TABLE 3
Layer
including aLight-FirstSecondElectron-
FirstcompositeHole-emittingelectron-electron-injectingSecond
electrodematerialtransportinglayertransportingtransportinglayerelectrode
21022103layer 21042105layer 2106alayer 2106b21072108
Light-emittingITSOYGTA1BP:MoOxYGTA1BPCzPA:PCBAPAAlqBPhenLiFAl
element 3110 nm(4:1)10 nm(1:0.1)10 nm20 nm1 nm200 nm
50 nm30 nm
*The mixture ratios are all represented in weight ratios

It is observed that the fabricated light-emitting element 3 exhibited an emission wavelength derived from PCBAPA which is a blue light-emitting material. The CIE chromaticity coordinates of the light-emitting element was (x, y)=(0.16, 0.18).

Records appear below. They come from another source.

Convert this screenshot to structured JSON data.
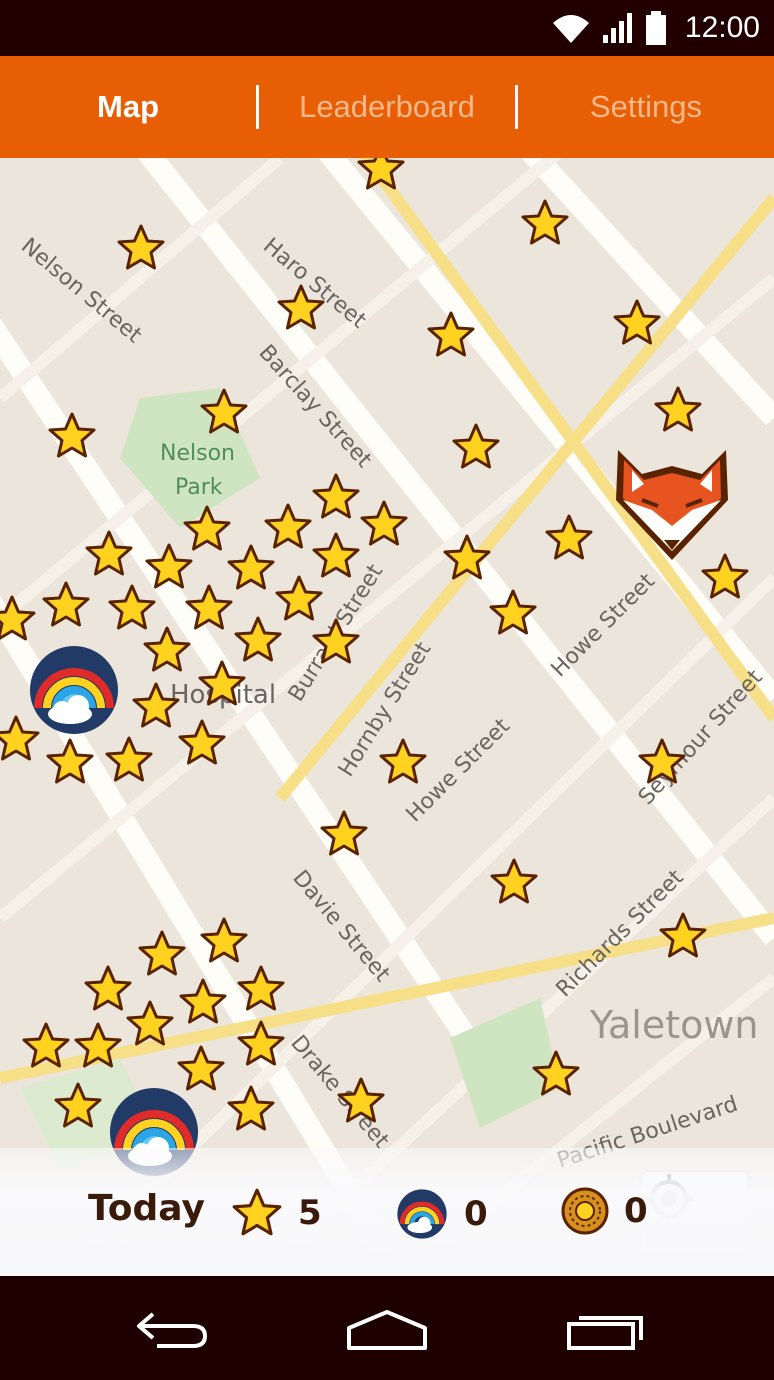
{
  "status_bar": {
    "time": "12:00",
    "icons": [
      "wifi-icon",
      "cell-signal-icon",
      "battery-icon"
    ]
  },
  "tabs": [
    {
      "label": "Map",
      "active": true
    },
    {
      "label": "Leaderboard",
      "active": false
    },
    {
      "label": "Settings",
      "active": false
    }
  ],
  "map": {
    "streets": [
      "Nelson Street",
      "Haro Street",
      "Barclay Street",
      "Hornby Street",
      "Burrard Street",
      "Howe Street",
      "Seymour Street",
      "Davie Street",
      "Richards Street",
      "Drake Street",
      "Pacific Boulevard"
    ],
    "areas": [
      "Nelson Park",
      "St. Paul's Hospital",
      "Yaletown"
    ],
    "player_marker": "fox-icon",
    "collectibles": [
      "star-icon",
      "rainbow-icon"
    ]
  },
  "locate_button": {
    "icon": "crosshair-icon"
  },
  "stats": {
    "today_label": "Today",
    "stars": {
      "icon": "star-icon",
      "count": "5"
    },
    "rainbows": {
      "icon": "rainbow-icon",
      "count": "0"
    },
    "suns": {
      "icon": "sun-coin-icon",
      "count": "0"
    }
  },
  "nav": {
    "icons": [
      "back-icon",
      "home-icon",
      "recents-icon"
    ]
  },
  "colors": {
    "tab_bar": "#e85e05",
    "status_bar": "#230000",
    "star_fill": "#ffd21f",
    "star_outline": "#5a2300",
    "fox": "#e8541f"
  }
}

FIG. 24 shows current density vs. luminance characteristics of the light-emitting element 3. In FIG. 24, the horizontal axis represents current density (mA/cm2) and the vertical axis represents luminance (cd/m2). FIG. 25 shows voltage vs. luminance characteristics thereof. In FIG. 25, the horizontal axis represents applied voltage (V) and the vertical axis represents emission luminance (cd/m2). FIG. 26 shows luminance vs. current efficiency characteristics thereof. In FIG. 26, the horizontal axis represents emission luminance (cd/m2) and the vertical axis represents current efficiency (cd/A).

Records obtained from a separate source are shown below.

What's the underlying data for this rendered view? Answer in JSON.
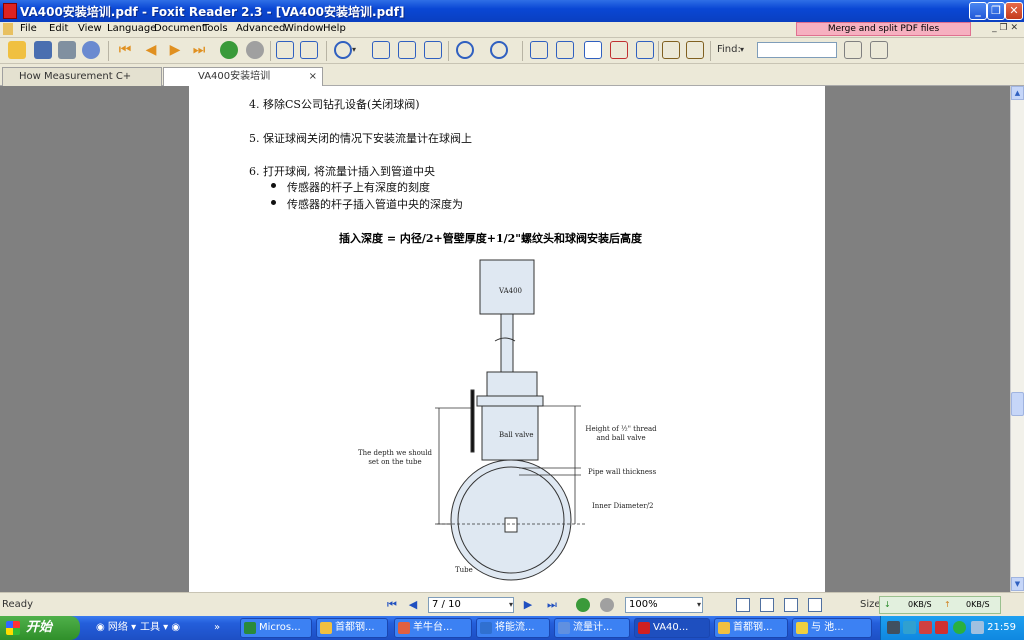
{
  "window": {
    "title": "VA400安装培训.pdf - Foxit Reader 2.3 - [VA400安装培训.pdf]"
  },
  "menu": [
    "File",
    "Edit",
    "View",
    "Language",
    "Document",
    "Tools",
    "Advanced",
    "Window",
    "Help"
  ],
  "promo": "Merge and split PDF files",
  "toolbar": {
    "find_label": "Find:",
    "find_value": ""
  },
  "tabs": [
    {
      "label": "How Measurement C+",
      "active": false
    },
    {
      "label": "VA400安装培训",
      "active": true
    }
  ],
  "document": {
    "steps": [
      "4. 移除CS公司钻孔设备(关闭球阀)",
      "5. 保证球阀关闭的情况下安装流量计在球阀上",
      "6. 打开球阀, 将流量计插入到管道中央"
    ],
    "bullets": [
      "传感器的杆子上有深度的刻度",
      "传感器的杆子插入管道中央的深度为"
    ],
    "formula": "插入深度 = 内径/2+管壁厚度+1/2\"螺纹头和球阀安装后高度",
    "diagram": {
      "sensor_label": "VA400",
      "valve_label": "Ball valve",
      "left_label": "The depth we should set on the tube",
      "right_labels": [
        "Height of ½\" thread and ball valve",
        "Pipe wall thickness",
        "Inner Diameter/2"
      ],
      "bottom_label": "Tube"
    }
  },
  "status": {
    "ready": "Ready",
    "page": "7 / 10",
    "zoom": "100%",
    "size_label": "Size",
    "down_rate": "0KB/S",
    "up_rate": "0KB/S"
  },
  "taskbar": {
    "start": "开始",
    "quicklaunch": [
      "网络",
      "工具"
    ],
    "tasks": [
      "Micros...",
      "首都钢...",
      "羊牛台...",
      "将能流...",
      "流量计...",
      "VA40...",
      "首都钢...",
      "与 池..."
    ],
    "clock": "21:59"
  }
}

In the light-emitting element 3, a voltage necessary for a luminance of 830 cd/m2 was 4.2 V, and a current flowing at that time was 0.51 mA (current density was 12.7 mA/cm2). The current efficiency at that time was 6.5 cd/A.

The above description reveals that by forming a hole-transporting layer and the layer including a composite material of a light-emitting element, using an aromatic amine compound of one embodiment of the present invention, the light-emitting element can have excellent element characteristics and long lifetime.

The present application is based on Japanese Patent Application serial No. 2008-130154 filed with Japan Patent Office on May 16, 2008, the entire contents of which are hereby incorporated by reference.